Ty McCormick introduces us to Adil Mansour, formerly the president of the Supreme Constitutional Court, who was sworn in today:
“He is not the president of Egypt in the same way that Morsy or Mubarak were presidents of Egypt,” Tarek Masoud, an associate professor of public policy at Harvard University’s John F. Kennedy School of Government, tells Foreign Policy. The best analogy, according to Masoud, is probably Sufi Abu Taleb, who served as acting head of state for eight days following the assassination of Anwar Sadat in 1981.
“The administration of the country is going to be in the hands of the military, but they had to put a constitutional face on it. [Mansour] is under no illusions about the extent of his power,” says Masoud.

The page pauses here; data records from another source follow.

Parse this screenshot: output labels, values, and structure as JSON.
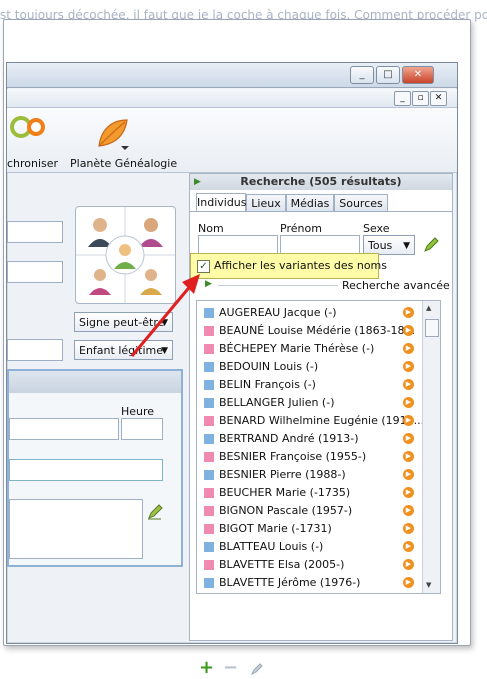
{
  "background_text": "st toujours décochée, il faut que je la coche à chaque fois. Comment procéder pour",
  "window": {
    "minimize": "_",
    "maximize": "□",
    "close": "✕",
    "mdi_min": "_",
    "mdi_restore": "▫",
    "mdi_close": "✕"
  },
  "ribbon": {
    "sync_label": "chroniser",
    "planete_label": "Planète Généalogie"
  },
  "left": {
    "signe_label": "Signe peut-être",
    "enfant_label": "Enfant légitime",
    "heure_label": "Heure"
  },
  "search": {
    "header": "Recherche (505 résultats)",
    "tabs": [
      "Individus",
      "Lieux",
      "Médias",
      "Sources"
    ],
    "nom_label": "Nom",
    "prenom_label": "Prénom",
    "sexe_label": "Sexe",
    "sexe_value": "Tous",
    "advanced_label": "Recherche avancée",
    "variants_label": "Afficher les variantes des noms"
  },
  "results": [
    {
      "name": "AUGEREAU Jacque (-)",
      "sex": "m"
    },
    {
      "name": "BEAUNÉ Louise Médérie (1863-18...",
      "sex": "f"
    },
    {
      "name": "BÉCHEPEY Marie Thérèse (-)",
      "sex": "f"
    },
    {
      "name": "BEDOUIN Louis (-)",
      "sex": "m"
    },
    {
      "name": "BELIN François (-)",
      "sex": "m"
    },
    {
      "name": "BELLANGER Julien (-)",
      "sex": "m"
    },
    {
      "name": "BENARD Wilhelmine Eugénie (1914...",
      "sex": "f"
    },
    {
      "name": "BERTRAND André (1913-)",
      "sex": "m"
    },
    {
      "name": "BESNIER Françoise (1955-)",
      "sex": "f"
    },
    {
      "name": "BESNIER Pierre (1988-)",
      "sex": "m"
    },
    {
      "name": "BEUCHER Marie (-1735)",
      "sex": "f"
    },
    {
      "name": "BIGNON Pascale (1957-)",
      "sex": "f"
    },
    {
      "name": "BIGOT Marie (-1731)",
      "sex": "f"
    },
    {
      "name": "BLATTEAU Louis (-)",
      "sex": "m"
    },
    {
      "name": "BLAVETTE Elsa (2005-)",
      "sex": "f"
    },
    {
      "name": "BLAVETTE Jérôme (1976-)",
      "sex": "m"
    }
  ],
  "colors": {
    "male": "#7fb2e0",
    "female": "#f08ab0",
    "accent": "#f0901e",
    "arrow": "#e02020"
  }
}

Despite his subordinate position, however, Mansour will likely exercise considerable control over the drafting of a new election law, experts say. “His main job will be to get an electoral law done,” Michael Wahid Hanna, a fellow at the Century Foundation, tells FP. Over the past year, the Supreme Constitutional Court has twice invalidated electoral laws drafted by the Shura Council, Egypt’s upper house of parliament. The result, according to Hanna, has been a delay in holding parliamentary elections and a deepening of the political crisis in Egypt.